Check each line of the entries below for the word "Logging", and copy out the ones that have it.

Data records for software interfaces:
▼

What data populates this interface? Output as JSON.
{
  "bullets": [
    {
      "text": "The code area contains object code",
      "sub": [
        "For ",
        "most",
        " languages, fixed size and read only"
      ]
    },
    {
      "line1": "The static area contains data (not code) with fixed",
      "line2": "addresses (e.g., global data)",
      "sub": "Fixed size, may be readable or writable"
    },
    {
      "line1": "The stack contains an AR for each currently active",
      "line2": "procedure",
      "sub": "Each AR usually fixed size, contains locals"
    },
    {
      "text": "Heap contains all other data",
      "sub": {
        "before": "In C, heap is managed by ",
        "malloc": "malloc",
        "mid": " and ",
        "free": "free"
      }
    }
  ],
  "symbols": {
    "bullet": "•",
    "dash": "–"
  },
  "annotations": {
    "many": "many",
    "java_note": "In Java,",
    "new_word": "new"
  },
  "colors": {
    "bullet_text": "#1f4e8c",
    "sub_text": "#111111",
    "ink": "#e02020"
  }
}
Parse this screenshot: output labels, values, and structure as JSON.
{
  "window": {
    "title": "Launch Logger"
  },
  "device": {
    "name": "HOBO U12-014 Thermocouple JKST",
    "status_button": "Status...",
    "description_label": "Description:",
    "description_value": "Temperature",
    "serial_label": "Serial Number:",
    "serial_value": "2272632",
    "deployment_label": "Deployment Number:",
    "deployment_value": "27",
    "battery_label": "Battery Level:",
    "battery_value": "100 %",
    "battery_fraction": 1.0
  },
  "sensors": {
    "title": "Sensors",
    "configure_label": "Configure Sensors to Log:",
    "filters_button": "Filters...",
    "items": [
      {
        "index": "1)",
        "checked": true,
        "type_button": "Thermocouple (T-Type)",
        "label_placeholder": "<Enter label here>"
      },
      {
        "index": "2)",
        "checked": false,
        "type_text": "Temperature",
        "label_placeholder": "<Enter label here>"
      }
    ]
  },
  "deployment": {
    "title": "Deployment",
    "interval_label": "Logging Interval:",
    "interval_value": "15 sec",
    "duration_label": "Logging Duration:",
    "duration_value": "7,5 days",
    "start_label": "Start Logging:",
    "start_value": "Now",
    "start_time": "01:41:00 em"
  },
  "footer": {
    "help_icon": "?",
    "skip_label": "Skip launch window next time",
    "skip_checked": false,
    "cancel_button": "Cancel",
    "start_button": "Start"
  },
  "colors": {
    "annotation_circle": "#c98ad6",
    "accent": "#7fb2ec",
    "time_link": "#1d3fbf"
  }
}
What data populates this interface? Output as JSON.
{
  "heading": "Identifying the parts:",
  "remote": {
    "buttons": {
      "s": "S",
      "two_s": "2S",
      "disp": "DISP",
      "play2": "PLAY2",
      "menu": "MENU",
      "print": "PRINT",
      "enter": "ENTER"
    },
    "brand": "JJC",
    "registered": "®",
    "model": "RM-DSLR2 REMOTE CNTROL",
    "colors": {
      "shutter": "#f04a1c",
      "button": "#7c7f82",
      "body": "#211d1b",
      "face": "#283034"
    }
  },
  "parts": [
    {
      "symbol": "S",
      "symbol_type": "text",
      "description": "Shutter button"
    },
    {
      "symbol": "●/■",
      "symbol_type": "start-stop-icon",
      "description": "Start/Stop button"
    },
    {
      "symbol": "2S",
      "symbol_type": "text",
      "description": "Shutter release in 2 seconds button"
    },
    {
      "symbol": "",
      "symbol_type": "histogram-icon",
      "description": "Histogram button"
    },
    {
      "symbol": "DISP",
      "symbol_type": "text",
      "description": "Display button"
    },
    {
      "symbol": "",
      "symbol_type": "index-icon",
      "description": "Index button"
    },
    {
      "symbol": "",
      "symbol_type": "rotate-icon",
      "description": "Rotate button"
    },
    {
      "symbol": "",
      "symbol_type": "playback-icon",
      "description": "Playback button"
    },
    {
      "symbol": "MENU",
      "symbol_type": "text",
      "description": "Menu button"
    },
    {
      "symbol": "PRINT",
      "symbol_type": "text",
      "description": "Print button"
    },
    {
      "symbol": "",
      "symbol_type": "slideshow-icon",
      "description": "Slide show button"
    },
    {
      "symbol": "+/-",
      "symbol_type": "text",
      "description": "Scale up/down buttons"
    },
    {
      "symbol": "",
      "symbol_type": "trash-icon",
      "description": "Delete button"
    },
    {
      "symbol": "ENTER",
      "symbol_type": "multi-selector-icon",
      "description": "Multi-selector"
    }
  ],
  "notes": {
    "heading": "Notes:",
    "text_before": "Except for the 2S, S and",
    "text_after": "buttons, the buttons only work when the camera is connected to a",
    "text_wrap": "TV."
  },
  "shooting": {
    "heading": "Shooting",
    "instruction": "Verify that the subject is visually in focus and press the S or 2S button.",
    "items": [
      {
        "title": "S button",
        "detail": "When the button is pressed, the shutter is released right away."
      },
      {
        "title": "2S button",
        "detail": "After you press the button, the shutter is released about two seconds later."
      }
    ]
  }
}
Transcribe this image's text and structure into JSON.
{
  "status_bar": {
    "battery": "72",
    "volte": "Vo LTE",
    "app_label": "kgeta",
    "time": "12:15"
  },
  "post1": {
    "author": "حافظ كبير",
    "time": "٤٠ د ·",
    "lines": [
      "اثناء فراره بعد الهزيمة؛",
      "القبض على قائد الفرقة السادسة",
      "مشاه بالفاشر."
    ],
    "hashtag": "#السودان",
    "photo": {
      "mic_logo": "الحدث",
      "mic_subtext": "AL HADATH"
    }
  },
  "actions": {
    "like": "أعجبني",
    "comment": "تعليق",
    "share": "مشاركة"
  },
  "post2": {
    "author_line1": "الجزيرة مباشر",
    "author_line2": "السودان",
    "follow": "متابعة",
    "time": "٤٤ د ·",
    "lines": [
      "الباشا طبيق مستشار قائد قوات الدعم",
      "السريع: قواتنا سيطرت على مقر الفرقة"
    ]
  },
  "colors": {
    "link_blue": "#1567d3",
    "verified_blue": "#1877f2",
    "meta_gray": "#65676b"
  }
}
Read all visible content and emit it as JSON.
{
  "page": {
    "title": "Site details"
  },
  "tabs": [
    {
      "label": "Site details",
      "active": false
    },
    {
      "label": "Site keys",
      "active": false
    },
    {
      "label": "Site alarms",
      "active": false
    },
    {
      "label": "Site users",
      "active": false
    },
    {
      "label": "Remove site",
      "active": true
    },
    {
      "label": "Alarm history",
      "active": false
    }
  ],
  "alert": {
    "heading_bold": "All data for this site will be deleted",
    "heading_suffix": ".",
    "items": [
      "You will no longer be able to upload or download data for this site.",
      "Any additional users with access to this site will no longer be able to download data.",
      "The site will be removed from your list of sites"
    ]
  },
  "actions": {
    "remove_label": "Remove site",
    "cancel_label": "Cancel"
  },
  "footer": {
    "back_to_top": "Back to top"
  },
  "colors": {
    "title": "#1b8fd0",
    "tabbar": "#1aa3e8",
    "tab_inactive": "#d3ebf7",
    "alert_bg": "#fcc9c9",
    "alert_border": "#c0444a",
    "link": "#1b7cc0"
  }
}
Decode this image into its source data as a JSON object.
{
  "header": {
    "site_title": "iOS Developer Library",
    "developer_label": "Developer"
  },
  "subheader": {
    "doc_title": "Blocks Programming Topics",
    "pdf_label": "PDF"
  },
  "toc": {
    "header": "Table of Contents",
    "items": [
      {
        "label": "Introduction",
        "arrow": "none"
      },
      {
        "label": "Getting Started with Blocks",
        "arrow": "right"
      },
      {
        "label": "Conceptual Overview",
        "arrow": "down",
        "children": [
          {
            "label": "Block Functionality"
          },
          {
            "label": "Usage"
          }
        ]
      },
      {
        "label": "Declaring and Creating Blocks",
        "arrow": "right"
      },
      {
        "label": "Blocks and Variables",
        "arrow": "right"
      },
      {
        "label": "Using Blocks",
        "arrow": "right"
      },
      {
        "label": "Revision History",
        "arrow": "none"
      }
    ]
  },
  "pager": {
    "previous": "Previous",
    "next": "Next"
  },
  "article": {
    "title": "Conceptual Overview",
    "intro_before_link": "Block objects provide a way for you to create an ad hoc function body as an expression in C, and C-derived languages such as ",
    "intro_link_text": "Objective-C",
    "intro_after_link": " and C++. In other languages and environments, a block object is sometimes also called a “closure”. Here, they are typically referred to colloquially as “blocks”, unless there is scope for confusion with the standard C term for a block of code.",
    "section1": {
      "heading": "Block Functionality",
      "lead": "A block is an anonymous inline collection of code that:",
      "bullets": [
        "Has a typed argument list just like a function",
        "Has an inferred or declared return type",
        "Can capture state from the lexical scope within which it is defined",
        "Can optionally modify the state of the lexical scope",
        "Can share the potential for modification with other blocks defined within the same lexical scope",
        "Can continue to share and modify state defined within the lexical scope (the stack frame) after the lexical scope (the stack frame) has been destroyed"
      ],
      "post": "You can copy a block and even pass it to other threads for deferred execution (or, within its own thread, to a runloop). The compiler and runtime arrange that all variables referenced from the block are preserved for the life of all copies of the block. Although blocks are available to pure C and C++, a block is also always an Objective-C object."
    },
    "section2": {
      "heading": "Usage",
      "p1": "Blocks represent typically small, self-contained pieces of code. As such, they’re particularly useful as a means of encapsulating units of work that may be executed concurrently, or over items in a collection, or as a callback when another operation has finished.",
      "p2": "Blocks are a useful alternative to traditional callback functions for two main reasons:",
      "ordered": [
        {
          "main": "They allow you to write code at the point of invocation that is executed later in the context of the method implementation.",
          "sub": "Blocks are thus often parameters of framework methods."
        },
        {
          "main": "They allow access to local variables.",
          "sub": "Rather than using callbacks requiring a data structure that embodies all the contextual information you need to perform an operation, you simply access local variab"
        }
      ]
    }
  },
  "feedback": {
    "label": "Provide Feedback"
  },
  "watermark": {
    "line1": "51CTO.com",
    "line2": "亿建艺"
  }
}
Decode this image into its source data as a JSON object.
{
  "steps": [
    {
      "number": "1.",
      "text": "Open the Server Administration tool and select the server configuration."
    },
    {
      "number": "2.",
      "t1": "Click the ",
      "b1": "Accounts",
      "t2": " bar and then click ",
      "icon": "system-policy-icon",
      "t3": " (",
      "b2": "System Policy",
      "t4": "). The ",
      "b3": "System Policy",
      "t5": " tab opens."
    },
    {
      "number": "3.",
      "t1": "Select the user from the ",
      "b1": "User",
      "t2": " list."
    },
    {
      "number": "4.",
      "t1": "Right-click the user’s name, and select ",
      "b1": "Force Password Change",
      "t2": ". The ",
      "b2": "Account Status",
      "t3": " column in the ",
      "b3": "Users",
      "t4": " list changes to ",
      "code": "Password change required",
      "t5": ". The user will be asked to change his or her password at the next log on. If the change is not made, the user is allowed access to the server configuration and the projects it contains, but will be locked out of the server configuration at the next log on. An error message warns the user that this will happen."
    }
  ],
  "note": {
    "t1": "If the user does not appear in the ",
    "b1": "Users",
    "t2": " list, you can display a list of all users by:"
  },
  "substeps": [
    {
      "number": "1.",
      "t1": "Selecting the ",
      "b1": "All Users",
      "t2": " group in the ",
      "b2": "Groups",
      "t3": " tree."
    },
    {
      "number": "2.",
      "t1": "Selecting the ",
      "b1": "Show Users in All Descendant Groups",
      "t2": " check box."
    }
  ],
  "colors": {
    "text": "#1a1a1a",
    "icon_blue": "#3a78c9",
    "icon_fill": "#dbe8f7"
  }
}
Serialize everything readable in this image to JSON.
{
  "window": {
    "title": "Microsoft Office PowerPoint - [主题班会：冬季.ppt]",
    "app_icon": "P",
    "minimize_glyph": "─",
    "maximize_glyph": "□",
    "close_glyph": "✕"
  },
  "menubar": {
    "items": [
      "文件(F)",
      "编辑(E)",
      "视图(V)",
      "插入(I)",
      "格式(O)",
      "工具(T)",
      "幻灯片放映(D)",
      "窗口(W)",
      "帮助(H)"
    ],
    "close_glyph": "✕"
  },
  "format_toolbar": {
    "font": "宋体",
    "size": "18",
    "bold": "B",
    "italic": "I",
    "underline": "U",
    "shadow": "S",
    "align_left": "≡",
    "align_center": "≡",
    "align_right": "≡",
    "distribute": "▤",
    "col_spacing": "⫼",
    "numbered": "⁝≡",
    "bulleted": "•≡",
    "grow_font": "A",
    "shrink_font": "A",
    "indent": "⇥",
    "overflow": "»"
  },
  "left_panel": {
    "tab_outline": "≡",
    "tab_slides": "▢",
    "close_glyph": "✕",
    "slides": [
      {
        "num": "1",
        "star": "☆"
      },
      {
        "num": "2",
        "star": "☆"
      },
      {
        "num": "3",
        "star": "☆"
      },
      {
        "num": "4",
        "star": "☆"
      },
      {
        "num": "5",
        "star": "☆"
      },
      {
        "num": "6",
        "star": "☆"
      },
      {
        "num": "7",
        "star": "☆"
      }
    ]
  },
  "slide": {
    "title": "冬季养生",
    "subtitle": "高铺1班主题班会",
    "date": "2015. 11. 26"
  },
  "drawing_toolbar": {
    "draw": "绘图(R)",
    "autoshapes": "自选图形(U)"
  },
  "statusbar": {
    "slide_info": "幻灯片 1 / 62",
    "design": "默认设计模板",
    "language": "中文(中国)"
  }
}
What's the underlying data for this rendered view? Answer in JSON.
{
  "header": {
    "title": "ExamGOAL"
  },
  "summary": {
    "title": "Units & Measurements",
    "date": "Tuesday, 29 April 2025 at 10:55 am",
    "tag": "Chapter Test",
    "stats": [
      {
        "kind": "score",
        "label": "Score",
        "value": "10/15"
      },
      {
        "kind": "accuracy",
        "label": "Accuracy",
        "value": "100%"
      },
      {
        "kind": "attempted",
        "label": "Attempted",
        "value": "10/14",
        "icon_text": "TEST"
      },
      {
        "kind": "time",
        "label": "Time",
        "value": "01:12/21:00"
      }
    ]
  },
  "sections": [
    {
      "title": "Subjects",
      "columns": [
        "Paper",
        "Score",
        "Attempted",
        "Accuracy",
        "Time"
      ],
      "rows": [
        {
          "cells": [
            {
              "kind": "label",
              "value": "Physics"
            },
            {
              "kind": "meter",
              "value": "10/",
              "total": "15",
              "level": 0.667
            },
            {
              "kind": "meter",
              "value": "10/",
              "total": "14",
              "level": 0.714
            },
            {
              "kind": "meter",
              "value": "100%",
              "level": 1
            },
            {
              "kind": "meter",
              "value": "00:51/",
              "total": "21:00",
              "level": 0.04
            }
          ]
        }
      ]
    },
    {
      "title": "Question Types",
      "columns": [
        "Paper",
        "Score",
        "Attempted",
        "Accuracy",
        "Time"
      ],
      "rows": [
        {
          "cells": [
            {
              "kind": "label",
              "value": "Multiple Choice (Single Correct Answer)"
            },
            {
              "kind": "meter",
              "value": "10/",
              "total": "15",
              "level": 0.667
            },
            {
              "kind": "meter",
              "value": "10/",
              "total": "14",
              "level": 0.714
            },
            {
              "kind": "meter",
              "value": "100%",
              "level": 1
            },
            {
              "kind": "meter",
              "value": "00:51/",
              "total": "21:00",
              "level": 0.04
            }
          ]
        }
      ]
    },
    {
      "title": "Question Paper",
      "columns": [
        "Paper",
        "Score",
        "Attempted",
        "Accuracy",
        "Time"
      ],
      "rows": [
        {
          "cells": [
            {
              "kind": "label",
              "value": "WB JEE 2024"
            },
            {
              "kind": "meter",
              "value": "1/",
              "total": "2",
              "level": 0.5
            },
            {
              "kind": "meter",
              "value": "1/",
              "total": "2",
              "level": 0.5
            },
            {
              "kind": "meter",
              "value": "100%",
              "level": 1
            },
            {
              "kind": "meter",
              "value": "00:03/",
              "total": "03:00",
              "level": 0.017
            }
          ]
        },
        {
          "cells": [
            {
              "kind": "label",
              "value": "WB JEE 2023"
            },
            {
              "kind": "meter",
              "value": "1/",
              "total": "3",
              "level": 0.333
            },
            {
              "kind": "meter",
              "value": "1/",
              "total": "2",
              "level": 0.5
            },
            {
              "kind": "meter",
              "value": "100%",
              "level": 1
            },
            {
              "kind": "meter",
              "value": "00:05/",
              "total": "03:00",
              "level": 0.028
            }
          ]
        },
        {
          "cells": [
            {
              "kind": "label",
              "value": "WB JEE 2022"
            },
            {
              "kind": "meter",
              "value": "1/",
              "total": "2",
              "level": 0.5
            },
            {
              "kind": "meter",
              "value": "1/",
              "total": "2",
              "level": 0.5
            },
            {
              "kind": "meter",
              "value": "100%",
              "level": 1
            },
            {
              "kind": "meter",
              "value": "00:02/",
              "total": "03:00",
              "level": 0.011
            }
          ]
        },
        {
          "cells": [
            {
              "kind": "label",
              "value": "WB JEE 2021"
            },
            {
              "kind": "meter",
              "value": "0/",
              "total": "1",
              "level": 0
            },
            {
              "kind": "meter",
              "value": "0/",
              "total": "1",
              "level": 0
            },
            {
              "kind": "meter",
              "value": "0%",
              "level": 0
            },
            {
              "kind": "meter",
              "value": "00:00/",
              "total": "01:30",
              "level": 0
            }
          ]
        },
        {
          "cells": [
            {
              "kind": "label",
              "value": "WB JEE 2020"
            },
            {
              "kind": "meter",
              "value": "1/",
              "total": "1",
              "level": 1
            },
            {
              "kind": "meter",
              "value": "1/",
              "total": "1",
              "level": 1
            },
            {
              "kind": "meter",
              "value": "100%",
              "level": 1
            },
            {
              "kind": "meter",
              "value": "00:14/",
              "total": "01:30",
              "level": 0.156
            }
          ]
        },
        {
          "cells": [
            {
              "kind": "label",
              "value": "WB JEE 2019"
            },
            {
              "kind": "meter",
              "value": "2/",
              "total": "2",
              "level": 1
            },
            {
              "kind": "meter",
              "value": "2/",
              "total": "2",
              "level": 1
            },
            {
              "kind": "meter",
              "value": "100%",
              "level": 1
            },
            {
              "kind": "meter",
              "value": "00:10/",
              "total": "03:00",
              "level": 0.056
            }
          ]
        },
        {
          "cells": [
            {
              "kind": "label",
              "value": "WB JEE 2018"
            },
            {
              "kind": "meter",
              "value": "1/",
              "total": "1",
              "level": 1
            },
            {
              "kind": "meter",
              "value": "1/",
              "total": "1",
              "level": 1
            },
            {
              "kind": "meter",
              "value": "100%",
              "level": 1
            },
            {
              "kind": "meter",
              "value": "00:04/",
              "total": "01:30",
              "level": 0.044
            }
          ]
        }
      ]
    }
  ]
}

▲

** EXERCISE ANSWER **
    "interval_label": "Logging Interval:",
    "duration_label": "Logging Duration:",
    "start_label": "Start Logging:",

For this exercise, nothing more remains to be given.